(REQUIREMENT) Whichever lines of the entries hold the word "JSON" should be identified and copied.

[Element data from apps and pages]
--- START ---
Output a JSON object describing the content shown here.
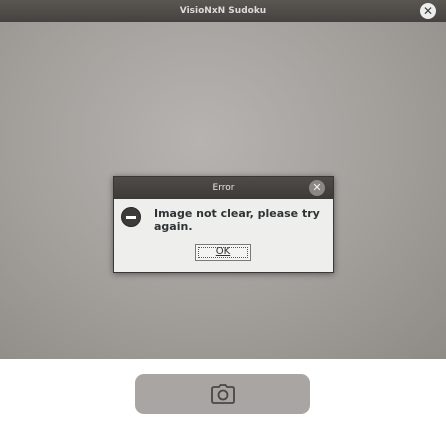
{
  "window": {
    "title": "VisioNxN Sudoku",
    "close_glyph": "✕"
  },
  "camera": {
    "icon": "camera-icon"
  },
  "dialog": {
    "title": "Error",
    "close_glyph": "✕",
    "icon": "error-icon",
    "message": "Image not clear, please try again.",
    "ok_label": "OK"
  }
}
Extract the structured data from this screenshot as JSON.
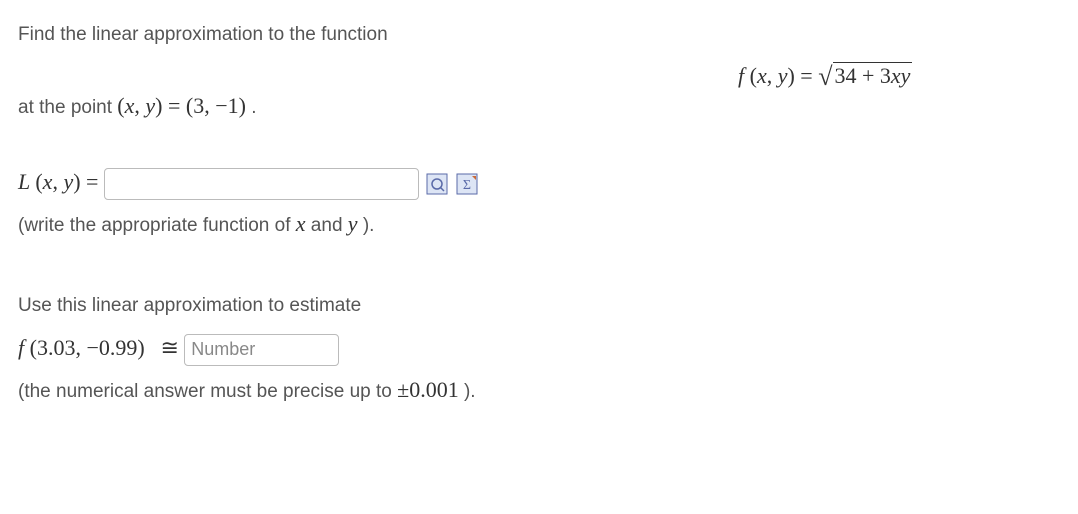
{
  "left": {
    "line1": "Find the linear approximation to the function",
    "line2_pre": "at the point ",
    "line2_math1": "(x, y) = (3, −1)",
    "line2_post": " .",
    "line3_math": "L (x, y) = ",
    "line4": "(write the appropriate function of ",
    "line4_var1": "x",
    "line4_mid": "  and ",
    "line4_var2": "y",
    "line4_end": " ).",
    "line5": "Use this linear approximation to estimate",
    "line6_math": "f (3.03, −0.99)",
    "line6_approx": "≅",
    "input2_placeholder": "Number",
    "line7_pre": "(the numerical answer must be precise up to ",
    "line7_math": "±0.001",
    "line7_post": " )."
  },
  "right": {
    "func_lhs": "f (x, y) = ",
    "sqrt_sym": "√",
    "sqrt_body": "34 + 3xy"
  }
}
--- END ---
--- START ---
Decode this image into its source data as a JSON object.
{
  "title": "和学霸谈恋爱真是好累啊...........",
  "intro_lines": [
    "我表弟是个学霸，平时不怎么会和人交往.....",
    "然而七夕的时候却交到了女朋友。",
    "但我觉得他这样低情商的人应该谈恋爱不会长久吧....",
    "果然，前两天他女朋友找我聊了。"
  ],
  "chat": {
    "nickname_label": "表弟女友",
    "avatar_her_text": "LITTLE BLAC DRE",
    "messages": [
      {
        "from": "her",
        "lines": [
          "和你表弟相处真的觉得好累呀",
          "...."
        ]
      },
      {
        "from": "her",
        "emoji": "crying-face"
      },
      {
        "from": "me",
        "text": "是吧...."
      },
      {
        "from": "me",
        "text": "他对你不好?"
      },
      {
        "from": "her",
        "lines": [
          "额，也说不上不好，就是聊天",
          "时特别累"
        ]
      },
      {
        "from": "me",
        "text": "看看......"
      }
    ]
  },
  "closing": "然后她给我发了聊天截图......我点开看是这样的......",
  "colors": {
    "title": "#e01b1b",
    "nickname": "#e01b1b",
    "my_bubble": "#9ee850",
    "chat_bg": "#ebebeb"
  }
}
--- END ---
(WORKED SOLUTION)
Output a JSON object describing the content shown here.
Extract the structured data from this screenshot as JSON.
Decode this image into its source data as a JSON object.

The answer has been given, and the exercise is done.